The family tree of Rebekah is confusing. She is the daughter-in-law of Abraham and Sarah, as well as their great niece (she is the daughter of their nephew, Bethuel; Abraham and Sarah share the same father.) That means Rebekah’s great aunt and uncle are also her in-laws.
Abraham doesn’t want his son Isaac marrying a local girl, so he sends his servant to his home country to find a bride for Isaac. With God’s provision, the servant finds Rebekah—when she offers to water his camels—and she agrees to go with him to marry a man (and a relative) she has never met. This is a tribute to her character—or perhaps a reflection of her desire to leave home and marry. Isaac is forty, but we don’t know Rebekah’s age.

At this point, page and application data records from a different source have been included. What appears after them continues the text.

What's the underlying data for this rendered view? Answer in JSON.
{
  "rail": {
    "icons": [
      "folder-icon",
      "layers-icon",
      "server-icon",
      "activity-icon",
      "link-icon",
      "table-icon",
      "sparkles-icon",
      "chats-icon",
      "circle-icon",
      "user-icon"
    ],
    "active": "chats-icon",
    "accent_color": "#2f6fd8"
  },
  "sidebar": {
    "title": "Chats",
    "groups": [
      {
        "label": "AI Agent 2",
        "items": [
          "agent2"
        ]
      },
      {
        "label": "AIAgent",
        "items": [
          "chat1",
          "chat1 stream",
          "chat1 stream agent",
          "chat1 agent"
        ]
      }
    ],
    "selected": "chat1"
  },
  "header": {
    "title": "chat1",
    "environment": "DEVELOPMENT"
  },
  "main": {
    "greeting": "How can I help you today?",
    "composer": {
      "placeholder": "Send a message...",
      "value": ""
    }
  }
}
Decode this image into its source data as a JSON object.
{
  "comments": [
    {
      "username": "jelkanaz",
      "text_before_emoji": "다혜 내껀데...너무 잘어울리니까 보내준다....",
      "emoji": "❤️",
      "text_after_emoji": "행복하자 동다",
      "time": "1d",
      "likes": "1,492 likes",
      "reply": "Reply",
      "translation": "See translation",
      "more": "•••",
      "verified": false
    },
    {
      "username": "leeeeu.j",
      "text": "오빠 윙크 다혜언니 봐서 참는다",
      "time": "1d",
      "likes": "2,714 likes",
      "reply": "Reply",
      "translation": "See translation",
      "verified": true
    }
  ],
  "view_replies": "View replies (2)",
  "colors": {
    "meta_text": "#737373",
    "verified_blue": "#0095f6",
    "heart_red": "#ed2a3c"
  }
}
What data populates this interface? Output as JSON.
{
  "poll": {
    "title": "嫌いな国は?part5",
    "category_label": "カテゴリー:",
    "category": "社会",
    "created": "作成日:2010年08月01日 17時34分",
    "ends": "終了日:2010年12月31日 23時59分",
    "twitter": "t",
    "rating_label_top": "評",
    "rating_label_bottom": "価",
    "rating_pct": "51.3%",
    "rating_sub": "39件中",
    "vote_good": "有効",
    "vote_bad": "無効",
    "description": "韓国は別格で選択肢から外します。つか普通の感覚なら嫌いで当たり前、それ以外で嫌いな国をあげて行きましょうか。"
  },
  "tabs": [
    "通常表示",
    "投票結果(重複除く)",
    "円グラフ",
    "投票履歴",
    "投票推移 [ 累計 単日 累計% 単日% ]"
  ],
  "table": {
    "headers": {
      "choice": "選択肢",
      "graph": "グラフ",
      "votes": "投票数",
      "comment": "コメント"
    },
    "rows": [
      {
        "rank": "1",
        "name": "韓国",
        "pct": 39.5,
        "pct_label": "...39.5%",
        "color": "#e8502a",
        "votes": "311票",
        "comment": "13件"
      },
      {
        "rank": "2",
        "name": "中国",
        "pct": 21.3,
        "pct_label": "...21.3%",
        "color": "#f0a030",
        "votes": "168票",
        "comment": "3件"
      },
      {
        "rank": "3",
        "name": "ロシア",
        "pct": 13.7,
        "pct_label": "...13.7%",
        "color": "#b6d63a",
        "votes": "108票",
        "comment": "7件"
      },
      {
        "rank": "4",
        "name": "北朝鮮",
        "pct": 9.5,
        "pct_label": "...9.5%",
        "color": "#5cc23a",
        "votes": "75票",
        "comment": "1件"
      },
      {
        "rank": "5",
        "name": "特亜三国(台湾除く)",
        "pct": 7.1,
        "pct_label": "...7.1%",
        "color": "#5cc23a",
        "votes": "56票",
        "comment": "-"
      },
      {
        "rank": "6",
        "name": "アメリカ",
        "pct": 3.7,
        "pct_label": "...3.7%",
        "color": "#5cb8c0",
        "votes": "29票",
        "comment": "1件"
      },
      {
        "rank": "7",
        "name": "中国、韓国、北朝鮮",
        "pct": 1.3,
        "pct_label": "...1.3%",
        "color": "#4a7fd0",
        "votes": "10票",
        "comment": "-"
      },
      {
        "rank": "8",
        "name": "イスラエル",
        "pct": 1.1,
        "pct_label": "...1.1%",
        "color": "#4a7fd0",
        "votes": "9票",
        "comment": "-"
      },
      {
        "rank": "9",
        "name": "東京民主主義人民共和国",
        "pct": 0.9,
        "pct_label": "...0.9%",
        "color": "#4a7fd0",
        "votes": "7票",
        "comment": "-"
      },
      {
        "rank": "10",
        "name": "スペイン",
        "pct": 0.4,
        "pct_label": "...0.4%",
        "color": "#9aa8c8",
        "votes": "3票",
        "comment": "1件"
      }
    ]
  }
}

Just like her mother-in-law, Rebekah is beautiful. And just like his father, Isaac passes her off as his sister, a bad lesson he learned from his parents.
It takes twenty years for Rebekah to have children, but when she does, she has twins. While Isaac favors the older, Esau, Rebekah favors the younger, Jacob. When parents play favorites, it’s never good. The boys don’t get along and conflict ensues. When Esau threatens to kill Jacob, Rebekah feigns that she doesn’t want Jacob to marry a local girl, hoping Isaac will send him back to their homeland. Isaac does.
So Rebekah is a beautiful woman of character, who (along with her husband) isn’t such a good parent. May we not repeat their errors.
What character traits have we picked up from our parents that might cause us problems? If we have children, what are we modeling for them?
[Discover more about Rebekah in Genesis 24–28.]
Read about other biblical women in Women of the Bible, available in audiobook, e-book, paperback, and hardcover.
A lifelong student of the Bible, Peter DeHaan, PhD, wrote the 700-page website ABibleADay.com to encourage people to explore the Bible. His main blog and many books urge Christians to push past the status quo and reconsider how they practice their faith in every area of their lives.